> [TASK TO COMPLETE] In the entries below, identify every line with the string "Manual" and copy it.
=-=-=-=-=
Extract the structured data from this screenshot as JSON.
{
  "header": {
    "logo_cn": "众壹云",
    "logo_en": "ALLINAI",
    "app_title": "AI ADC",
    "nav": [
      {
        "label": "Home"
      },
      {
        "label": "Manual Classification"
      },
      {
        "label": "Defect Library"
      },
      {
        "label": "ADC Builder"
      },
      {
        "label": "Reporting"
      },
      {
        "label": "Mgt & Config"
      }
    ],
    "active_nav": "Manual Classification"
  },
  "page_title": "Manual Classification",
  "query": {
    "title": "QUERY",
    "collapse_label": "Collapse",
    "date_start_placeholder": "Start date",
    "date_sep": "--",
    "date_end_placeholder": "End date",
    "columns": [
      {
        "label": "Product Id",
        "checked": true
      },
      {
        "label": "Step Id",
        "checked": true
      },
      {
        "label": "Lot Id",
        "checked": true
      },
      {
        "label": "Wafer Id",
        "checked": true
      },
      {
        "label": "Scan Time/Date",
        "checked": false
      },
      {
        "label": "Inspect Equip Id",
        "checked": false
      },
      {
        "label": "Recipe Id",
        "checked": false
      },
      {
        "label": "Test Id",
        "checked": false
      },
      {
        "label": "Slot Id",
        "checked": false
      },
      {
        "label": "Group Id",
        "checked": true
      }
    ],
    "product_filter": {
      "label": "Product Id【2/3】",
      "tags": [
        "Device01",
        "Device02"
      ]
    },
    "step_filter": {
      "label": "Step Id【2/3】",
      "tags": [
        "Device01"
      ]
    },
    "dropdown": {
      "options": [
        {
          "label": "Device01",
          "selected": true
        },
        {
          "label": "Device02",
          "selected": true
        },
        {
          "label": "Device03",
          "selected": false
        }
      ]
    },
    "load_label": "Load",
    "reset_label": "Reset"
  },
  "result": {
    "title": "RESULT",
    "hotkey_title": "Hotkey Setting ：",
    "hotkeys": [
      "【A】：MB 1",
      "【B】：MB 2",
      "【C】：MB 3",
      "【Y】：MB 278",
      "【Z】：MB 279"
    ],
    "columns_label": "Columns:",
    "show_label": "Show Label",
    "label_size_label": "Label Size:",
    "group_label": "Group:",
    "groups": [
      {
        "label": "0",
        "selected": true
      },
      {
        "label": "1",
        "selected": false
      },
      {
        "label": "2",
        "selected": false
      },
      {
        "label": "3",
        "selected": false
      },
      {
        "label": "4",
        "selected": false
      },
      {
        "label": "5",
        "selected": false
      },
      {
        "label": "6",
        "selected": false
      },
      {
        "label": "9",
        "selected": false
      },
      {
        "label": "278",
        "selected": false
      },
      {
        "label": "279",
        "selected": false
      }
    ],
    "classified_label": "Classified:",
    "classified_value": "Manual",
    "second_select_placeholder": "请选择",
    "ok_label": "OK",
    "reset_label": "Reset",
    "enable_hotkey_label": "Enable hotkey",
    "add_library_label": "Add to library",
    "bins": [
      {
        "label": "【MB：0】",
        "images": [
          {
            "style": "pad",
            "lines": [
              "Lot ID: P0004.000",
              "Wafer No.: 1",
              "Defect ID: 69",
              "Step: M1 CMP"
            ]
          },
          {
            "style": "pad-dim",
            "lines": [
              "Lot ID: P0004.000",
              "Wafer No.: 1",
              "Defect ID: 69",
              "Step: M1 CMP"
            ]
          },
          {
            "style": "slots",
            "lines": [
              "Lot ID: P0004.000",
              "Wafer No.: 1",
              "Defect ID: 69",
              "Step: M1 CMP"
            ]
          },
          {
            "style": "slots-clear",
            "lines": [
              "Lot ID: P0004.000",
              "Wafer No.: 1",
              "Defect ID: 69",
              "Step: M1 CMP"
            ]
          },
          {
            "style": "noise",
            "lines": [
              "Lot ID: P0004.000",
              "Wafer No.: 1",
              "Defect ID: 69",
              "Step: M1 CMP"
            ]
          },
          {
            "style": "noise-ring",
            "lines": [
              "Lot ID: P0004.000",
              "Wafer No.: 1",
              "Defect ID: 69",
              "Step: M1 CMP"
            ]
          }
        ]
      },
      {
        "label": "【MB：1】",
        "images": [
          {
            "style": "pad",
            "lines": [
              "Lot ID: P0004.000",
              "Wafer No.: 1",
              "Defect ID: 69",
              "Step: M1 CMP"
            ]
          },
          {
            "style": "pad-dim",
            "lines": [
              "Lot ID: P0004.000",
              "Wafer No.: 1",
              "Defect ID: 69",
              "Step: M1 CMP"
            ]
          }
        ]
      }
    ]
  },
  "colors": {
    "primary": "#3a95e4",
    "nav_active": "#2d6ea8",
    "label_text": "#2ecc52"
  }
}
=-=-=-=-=
> [WORKED SOLUTION]
        "label": "Manual Classification"
    "active_nav": "Manual Classification"
  "page_title": "Manual Classification",
    "classified_value": "Manual",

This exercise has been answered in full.